/etc/hosts.deny /var/lib/denyhosts/hosts /var/lib/denyhosts/hosts-restricted /var/lib/denyhosts/hosts-root /var/lib/denyhosts/hosts-valid /var/lib/denyhosts/users-hosts
It is a good idea to add trusted hosts to the
allowed-hosts file after
this and restart the service. You can also use this script:

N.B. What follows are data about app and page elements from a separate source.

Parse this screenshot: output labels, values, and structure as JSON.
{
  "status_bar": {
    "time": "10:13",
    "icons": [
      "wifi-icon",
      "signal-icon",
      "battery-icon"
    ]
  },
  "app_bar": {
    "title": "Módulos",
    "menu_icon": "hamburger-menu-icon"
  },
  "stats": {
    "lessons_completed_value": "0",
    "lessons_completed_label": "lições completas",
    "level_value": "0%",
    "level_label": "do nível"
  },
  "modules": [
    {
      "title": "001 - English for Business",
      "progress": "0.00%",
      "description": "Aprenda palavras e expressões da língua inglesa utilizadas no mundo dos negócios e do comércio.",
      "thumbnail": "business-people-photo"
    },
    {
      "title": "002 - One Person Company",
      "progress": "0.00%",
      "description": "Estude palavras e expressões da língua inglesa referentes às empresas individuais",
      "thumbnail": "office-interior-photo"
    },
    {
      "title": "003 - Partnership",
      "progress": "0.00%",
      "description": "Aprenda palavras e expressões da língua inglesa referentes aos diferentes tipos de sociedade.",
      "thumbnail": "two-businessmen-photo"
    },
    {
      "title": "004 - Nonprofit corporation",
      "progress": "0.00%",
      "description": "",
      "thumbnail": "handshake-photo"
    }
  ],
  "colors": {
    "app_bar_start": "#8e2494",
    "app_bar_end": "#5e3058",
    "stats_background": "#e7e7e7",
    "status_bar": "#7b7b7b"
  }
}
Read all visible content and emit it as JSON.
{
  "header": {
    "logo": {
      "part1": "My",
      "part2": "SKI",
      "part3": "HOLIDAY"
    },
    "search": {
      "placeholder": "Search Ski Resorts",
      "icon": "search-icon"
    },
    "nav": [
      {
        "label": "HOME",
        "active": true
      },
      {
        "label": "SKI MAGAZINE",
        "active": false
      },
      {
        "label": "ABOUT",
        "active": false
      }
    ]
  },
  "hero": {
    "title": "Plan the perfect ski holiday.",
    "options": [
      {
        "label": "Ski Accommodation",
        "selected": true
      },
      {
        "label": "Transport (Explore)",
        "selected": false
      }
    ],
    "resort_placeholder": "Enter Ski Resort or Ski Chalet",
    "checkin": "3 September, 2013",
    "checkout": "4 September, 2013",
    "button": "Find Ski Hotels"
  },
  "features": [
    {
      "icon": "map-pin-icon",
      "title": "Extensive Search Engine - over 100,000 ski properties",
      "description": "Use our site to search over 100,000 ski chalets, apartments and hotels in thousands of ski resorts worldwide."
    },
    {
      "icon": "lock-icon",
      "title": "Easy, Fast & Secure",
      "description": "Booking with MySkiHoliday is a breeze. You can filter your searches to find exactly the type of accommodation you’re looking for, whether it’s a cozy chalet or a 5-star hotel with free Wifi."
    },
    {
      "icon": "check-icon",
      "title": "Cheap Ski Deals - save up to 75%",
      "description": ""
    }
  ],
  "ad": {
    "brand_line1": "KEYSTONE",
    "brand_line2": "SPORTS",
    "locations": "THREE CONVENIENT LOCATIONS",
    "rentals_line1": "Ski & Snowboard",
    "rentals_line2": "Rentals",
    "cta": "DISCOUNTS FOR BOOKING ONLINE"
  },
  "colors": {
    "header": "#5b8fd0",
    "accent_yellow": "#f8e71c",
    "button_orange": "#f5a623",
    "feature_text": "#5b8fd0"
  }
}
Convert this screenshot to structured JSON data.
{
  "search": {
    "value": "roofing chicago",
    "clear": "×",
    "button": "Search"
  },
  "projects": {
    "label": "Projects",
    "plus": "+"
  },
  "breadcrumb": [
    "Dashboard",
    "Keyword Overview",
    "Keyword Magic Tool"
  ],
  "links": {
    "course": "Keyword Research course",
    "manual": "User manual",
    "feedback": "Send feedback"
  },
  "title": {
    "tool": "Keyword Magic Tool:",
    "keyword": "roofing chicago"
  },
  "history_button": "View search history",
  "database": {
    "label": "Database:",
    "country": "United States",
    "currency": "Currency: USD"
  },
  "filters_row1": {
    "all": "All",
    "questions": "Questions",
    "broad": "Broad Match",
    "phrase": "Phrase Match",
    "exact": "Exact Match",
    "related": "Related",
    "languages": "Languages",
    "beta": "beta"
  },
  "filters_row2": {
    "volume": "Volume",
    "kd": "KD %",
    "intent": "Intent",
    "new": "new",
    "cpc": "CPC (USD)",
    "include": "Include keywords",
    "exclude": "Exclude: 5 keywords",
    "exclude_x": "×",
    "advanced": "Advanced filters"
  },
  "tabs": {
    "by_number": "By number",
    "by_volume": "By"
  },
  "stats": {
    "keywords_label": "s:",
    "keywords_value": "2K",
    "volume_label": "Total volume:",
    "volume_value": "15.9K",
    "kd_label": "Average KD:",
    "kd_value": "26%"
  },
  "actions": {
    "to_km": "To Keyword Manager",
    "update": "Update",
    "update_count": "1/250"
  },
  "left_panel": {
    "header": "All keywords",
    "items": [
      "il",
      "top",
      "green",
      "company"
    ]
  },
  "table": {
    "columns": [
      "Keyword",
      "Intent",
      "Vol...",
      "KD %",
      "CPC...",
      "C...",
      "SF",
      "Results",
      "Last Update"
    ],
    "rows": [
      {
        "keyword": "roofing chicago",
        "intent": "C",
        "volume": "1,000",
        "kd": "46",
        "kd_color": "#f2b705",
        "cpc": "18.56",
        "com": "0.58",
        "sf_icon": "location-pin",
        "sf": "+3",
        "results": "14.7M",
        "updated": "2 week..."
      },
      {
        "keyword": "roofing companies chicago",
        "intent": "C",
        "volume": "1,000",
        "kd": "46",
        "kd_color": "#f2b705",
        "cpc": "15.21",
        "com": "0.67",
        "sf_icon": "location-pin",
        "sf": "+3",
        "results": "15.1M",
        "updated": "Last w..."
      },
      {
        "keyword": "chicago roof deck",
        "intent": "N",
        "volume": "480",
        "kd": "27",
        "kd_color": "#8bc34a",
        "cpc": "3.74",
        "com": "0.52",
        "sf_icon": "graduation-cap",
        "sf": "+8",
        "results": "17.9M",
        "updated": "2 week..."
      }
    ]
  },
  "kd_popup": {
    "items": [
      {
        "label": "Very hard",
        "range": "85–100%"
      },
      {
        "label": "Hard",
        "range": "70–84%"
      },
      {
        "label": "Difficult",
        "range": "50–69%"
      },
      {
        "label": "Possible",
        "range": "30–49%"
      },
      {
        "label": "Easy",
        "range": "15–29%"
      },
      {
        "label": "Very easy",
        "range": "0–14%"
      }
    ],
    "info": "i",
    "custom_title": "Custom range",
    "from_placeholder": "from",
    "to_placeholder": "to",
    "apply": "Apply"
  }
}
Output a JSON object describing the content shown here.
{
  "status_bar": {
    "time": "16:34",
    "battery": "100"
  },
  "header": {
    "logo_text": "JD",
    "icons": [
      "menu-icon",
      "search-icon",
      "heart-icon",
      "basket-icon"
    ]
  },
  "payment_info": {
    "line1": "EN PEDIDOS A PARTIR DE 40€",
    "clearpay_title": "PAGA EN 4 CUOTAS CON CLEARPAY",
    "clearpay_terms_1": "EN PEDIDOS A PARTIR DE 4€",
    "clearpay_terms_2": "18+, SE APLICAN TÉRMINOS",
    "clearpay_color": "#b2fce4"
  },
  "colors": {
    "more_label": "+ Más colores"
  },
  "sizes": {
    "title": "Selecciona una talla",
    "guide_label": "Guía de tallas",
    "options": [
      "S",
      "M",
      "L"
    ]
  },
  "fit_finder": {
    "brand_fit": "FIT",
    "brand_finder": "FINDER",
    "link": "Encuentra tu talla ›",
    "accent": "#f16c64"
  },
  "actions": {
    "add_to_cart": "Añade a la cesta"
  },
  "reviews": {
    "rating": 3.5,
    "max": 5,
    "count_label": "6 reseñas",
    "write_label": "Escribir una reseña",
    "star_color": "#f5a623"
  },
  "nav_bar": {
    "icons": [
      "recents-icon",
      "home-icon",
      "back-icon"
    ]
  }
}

#!/bin/bash # denyhosts-remove.sh # # AUTHOR: Tommy Butler, email: $ echo YWNlQHRvbW15YnV0bGVyLm1lCg==|base64 -d # VERSION: 1.0 # # SUMMARY: # Use this script to Remove an IP address ban that has been errantly blacklisted # by denyhosts - the ubiquitous and unforgiving brute-force attack protection # service so often used on Linux boxen. # # INSTALL: # Usage: Put this script somewhere in your $PATH, and execute it as root or # with sudo. Call it directly or with an IP address argument. Multiple IP # address arguments are not supported. You'll need to `chmod +x` it first. # # LICENSE: # GNU GPL 1.0 # Copyright 2011 Tommy Butler, All rights reserved BASE_PATH="/var/lib/denyhosts"; IP=$1 if [[ "`/usr/bin/id -u`" != "0" ]]; then echo "Run this script as root or with sudo or app can't run correctly. Aborted." exit 1; fi cd $BASE_PATH if [[ "`pwd`" != "$BASE_PATH" ]]; then echo "Couldn't cd to $BASE_PATH. Abort." exit 1; fi if [[ "$IP" == "" ]]; then echo "Enter the IP address you want to un-ban" read IP fi if [[ "$IP" == "" ]]; then echo "No IP address given. Abort." exit 1; fi /etc/init.d/denyhosts stop /usr/bin/perl -pi -e "s/^.*?$IP.*\n//g" /etc/hosts.deny * /etc/init.d/denyhosts start exit $?
Using netfilter itself
denyhosts is pretty good with regard to features, you can do a
basic ‘bounce’ with the IPT_RECENT module.
iptables -N SSH_CHECK iptables -A INPUT -p tcp --dport 22 -m state --state NEW -j SSH_CHECK iptables -A SSH_CHECK -m state --state NEW -m recent --set --name SSH iptables -A SSH_CHECK -m state --state NEW -m recent --update --seconds 60 --hitcount 4 --name SSH iptables -A SSH_CHECK -m state --state NEW -m recent --rcheck --seconds 60 --hitcount 4 --name SSH -j DROP
Test, test, test, test…
Enough said :)